That sentiment appears to have made the difference for Thad Cochran last night — in addition to the “walking around money” John referred to last night. Here is a New York Times report from on the ground in Mississippi. Note the reference to one black Democrat getting paid to organize and to a pastor telling people to wave “Thad” signs:
Roger Smith, a black Democrat who said he was being paid to organize for Mr. Cochran, said, “I don’t know too much about McDaniel other than what McDaniel’s saying: that he’s Tea Party, he’s against Obama, he don’t like black people.”
“You’re going to get one of the white guys in there,” he said. “You got to make a choice.”
In downtown Hattiesburg, Democratic voters trickled out of the Court Street United Methodist Church, saying they had voted for a Republican for the first time in their lives — Mr. Cochran. Heath Kleinke, 38, held his 4-month-old baby and said he wanted her to get a good education in Mississippi, something he believed would be made more difficult if Mr. McDaniel were to make good on his proposal to cut federal funding.
“The fact that he openly criticizes Thad Cochran for talking to Democrats riled me up from the beginning,” added Mr. Kleinke, a graphic designer.

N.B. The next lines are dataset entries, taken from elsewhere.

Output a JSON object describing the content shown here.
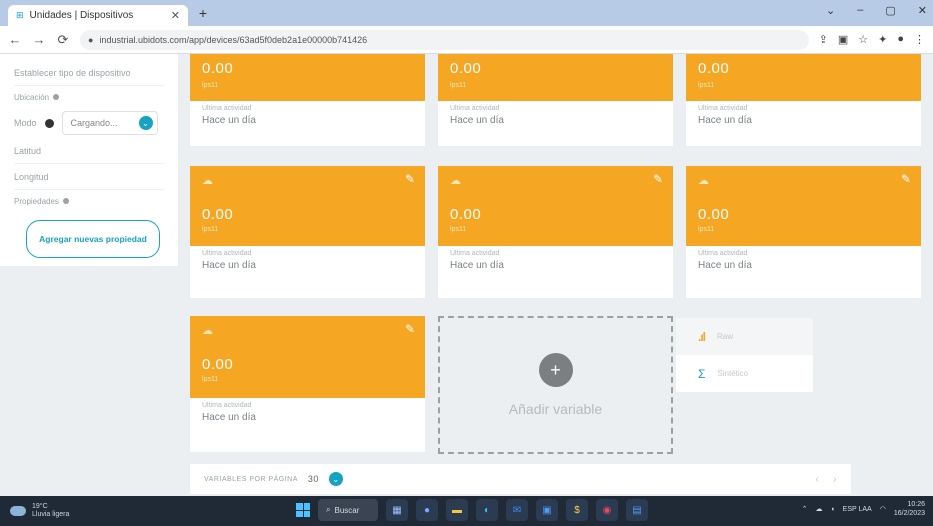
{
  "browser": {
    "tab_title": "Unidades | Dispositivos",
    "url": "industrial.ubidots.com/app/devices/63ad5f0deb2a1e00000b741426",
    "window_controls": [
      "⌄",
      "–",
      "▢",
      "✕"
    ]
  },
  "left_panel": {
    "type_placeholder": "Establecer tipo de dispositivo",
    "ubicacion_label": "Ubicación",
    "modo_label": "Modo",
    "modo_value": "Cargando...",
    "latitud_label": "Latitud",
    "longitud_label": "Longitud",
    "propiedades_label": "Propiedades",
    "add_property_button": "Agregar nuevas propiedad"
  },
  "cards": [
    {
      "value": "0.00",
      "unit": "lps11",
      "meta": "Última actividad",
      "time": "Hace un día"
    },
    {
      "value": "0.00",
      "unit": "lps11",
      "meta": "Última actividad",
      "time": "Hace un día"
    },
    {
      "value": "0.00",
      "unit": "lps11",
      "meta": "Última actividad",
      "time": "Hace un día"
    },
    {
      "value": "0.00",
      "unit": "lps11",
      "meta": "Última actividad",
      "time": "Hace un día"
    },
    {
      "value": "0.00",
      "unit": "lps11",
      "meta": "Última actividad",
      "time": "Hace un día"
    },
    {
      "value": "0.00",
      "unit": "lps11",
      "meta": "Última actividad",
      "time": "Hace un día"
    },
    {
      "value": "0.00",
      "unit": "lps11",
      "meta": "Última actividad",
      "time": "Hace un día"
    }
  ],
  "add_variable": {
    "label": "Añadir variable",
    "icon": "+"
  },
  "widget_menu": {
    "items": [
      {
        "label": "Raw",
        "icon": "bars-icon"
      },
      {
        "label": "Sintético",
        "icon": "sigma-icon"
      }
    ]
  },
  "pagination": {
    "label": "VARIABLES POR PÁGINA",
    "value": "30",
    "prev": "‹",
    "next": "›"
  },
  "taskbar": {
    "weather_temp": "19°C",
    "weather_desc": "Lluvia ligera",
    "search_label": "Buscar",
    "lang": "ESP LAA",
    "time": "10:26",
    "date": "16/2/2023"
  },
  "colors": {
    "card_accent": "#f5a623",
    "brand_blue": "#16a3c2",
    "page_bg": "#eceff1"
  }
}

Kay Tyler, an African-American who works for the Jackson public school system, said Mr. Cochran simply never asked for her vote — until now. “He should have,” Ms. Tyler said.
White Democrats also turned out for the senator. Dorothy McGehee, 88, a lifelong Democrat who registered blacks to vote in the civil rights era, found herself putting out Cochran yard signs in Meadville, Miss., and begging her friends to vote.
Kino Sintee, 17, and three black friends waved “Thad” signs on a street corner in a black Hattiesburg neighborhood. They said the preacher from Mount Olive Baptist Church asked them to help out.
“They’re talking about taking everything away from us,” he said. “People still need stuff.”